**GOAL OF THE EXERCISE:** Work out how many lines in the material beneath contain "author". Give only that number.

**INFORMATION SHOWN:**
■ ■ ■ ■ ■ ■ ■
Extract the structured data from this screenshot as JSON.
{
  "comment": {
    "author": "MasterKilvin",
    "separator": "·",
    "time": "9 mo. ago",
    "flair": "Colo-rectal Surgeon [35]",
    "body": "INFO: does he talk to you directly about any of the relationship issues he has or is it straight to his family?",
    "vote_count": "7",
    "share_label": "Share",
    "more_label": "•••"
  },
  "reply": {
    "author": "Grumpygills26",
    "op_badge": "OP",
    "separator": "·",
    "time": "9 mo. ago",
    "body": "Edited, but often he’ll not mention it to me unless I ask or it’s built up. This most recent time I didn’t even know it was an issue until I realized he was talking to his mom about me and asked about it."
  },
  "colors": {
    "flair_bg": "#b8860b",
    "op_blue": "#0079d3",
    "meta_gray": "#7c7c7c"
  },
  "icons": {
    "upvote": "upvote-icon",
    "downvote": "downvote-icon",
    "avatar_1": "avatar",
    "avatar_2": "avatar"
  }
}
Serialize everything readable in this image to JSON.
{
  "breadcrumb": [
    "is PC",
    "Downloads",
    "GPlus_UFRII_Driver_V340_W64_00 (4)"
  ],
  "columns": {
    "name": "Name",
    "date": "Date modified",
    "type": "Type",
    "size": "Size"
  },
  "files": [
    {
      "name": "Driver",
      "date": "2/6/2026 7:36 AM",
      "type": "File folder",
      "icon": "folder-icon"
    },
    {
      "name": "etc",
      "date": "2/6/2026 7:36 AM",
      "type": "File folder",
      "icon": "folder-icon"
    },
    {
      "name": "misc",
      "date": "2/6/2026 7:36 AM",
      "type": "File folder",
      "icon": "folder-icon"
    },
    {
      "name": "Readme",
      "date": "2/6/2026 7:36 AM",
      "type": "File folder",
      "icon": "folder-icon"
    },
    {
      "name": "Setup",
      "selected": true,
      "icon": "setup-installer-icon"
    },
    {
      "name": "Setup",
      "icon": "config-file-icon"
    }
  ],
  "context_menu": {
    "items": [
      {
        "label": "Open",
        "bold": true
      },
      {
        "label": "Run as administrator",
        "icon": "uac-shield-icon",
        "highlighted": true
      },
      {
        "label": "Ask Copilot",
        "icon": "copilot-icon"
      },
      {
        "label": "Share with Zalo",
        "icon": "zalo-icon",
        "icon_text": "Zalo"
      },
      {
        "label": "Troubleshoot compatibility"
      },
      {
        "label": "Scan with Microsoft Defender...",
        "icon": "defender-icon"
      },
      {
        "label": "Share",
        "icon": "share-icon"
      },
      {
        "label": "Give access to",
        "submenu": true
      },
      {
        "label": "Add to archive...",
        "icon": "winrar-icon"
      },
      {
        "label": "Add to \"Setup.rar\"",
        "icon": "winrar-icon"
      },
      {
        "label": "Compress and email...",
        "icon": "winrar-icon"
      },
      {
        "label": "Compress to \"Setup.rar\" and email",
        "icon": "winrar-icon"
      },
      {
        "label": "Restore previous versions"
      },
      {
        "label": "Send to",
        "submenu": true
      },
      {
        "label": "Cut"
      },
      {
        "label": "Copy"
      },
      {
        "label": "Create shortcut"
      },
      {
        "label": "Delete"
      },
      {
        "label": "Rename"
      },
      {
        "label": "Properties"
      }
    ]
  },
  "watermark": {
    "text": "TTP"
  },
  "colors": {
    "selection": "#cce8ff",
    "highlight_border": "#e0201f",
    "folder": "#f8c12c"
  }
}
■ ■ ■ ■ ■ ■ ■
**SOLUTION TO THIS TASK:** 2